Filter the material, keeping only lines with the word "Intense".

※ ※ ※

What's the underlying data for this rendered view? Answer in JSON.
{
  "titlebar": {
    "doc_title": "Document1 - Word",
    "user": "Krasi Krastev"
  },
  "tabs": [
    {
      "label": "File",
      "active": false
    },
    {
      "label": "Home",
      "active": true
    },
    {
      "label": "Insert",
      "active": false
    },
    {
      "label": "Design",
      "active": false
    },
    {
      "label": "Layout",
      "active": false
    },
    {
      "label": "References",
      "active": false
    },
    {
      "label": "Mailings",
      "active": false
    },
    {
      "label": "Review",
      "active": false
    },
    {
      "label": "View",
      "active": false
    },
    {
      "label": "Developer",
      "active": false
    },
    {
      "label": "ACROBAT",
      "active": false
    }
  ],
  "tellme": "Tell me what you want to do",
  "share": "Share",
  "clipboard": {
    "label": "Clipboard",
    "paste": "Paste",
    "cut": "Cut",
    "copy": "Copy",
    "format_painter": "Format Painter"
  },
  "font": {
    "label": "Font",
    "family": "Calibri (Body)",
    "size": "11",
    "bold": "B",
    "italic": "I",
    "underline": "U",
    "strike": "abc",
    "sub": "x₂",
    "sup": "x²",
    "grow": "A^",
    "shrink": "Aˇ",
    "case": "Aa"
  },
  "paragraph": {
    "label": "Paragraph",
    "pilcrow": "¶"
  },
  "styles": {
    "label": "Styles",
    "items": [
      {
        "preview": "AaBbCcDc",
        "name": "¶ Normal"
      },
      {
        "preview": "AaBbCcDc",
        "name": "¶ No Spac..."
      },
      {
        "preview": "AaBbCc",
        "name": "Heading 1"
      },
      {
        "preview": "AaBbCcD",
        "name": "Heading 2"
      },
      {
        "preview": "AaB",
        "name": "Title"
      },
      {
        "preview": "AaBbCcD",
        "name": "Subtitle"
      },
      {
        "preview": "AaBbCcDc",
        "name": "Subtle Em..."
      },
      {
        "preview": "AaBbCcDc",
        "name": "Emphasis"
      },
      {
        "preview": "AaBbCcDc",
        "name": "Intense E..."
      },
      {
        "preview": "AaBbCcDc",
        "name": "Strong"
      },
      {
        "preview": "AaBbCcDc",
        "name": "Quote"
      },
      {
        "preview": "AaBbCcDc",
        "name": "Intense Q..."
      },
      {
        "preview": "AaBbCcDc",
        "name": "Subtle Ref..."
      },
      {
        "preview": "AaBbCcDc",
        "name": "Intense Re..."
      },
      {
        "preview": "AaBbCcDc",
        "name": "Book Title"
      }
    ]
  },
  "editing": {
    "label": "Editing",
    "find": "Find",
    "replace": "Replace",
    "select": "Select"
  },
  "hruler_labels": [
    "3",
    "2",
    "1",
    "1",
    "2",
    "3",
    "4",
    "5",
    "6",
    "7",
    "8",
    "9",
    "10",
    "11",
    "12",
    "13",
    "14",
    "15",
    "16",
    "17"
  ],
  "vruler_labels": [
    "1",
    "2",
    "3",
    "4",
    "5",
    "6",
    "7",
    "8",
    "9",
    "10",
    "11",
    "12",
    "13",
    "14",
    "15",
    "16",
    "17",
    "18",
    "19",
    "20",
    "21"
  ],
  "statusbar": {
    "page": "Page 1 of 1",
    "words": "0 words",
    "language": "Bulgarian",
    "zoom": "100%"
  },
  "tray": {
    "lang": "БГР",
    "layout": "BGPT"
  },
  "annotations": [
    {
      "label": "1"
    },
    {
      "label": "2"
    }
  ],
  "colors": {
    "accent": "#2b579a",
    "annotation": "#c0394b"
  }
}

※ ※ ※

#### RESULT BELOW:
        "name": "Intense E..."
        "name": "Intense Q..."
        "name": "Intense Re..."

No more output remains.